Overview of Downtown Community Court Process
When an accused person arrives at the community court, they are met by the court's defence lawyer. The accused can choose to work with their own lawyer instead, if they have one.
After discussing the case with defence counsel, the accused can agree to resolve their case in the community court or, after appearing before the community court judge once, dispute the case and proceed with a trial in a mainstream court.
Triage team interview
If the accused agrees to work to resolve their case in the community court, they are asked to consent to an interview with a member of a triage team. Triage teams are made up of people who work with the community court, and generally include representatives from probation, health and social services, and housing. Where the offender is Aboriginal, the offender will be interviewed by the native courtworker.
The interview will provide information so that the team can understand the accused's circumstances and needs, and develop a plan for consideration by the judge.
In straightforward cases, the plan may simply be a recommendation that the offender attend health or drug treatment information sessions or a referral for housing, income assistance or health care.
More complex cases may require in-depth assessments by mental health, addiction and other professionals working with the court, and their recommendations could include, for example, drug rehabilitation or mental health treatments.
In complex cases, a case management team may be assigned to make sure the offender follows through with recommendations in the intervention plan.

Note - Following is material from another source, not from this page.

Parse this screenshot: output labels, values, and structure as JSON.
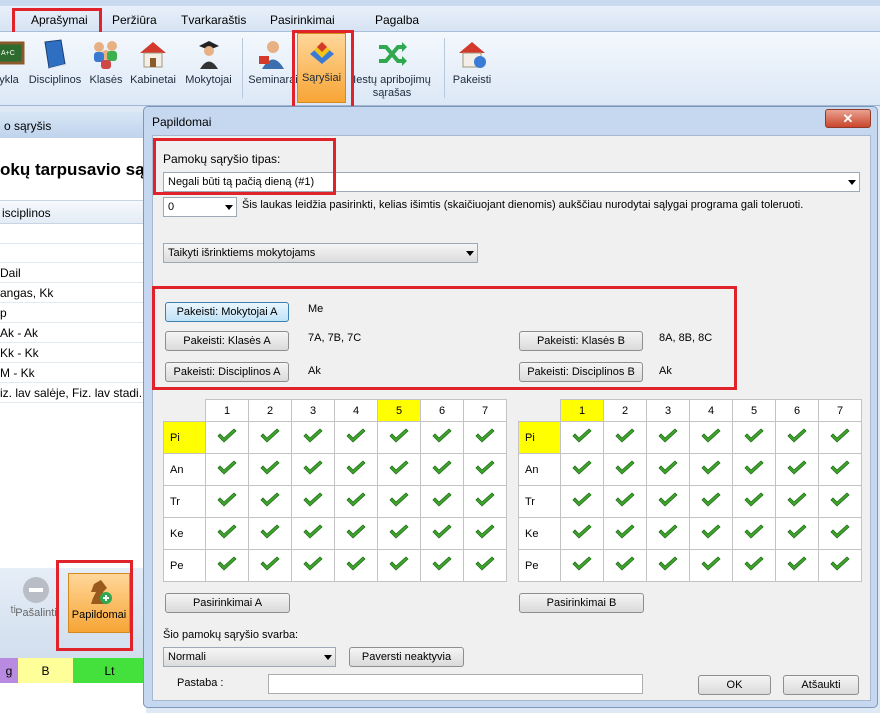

Information given to judge at sentencing
All of the relevant information, including victim impact information, is presented to the judge at the time of sentencing. The judge considers it and renders an appropriate sentence in relation to the severity of the crime, the offender's history, as well as addressing, where possible, the reasons the offender was involved in criminal activity.
The sentence could range from community service, to compensate the community for harm done by the crime, to jail time. In most cases, offenders begin community service immediately after the court's decision.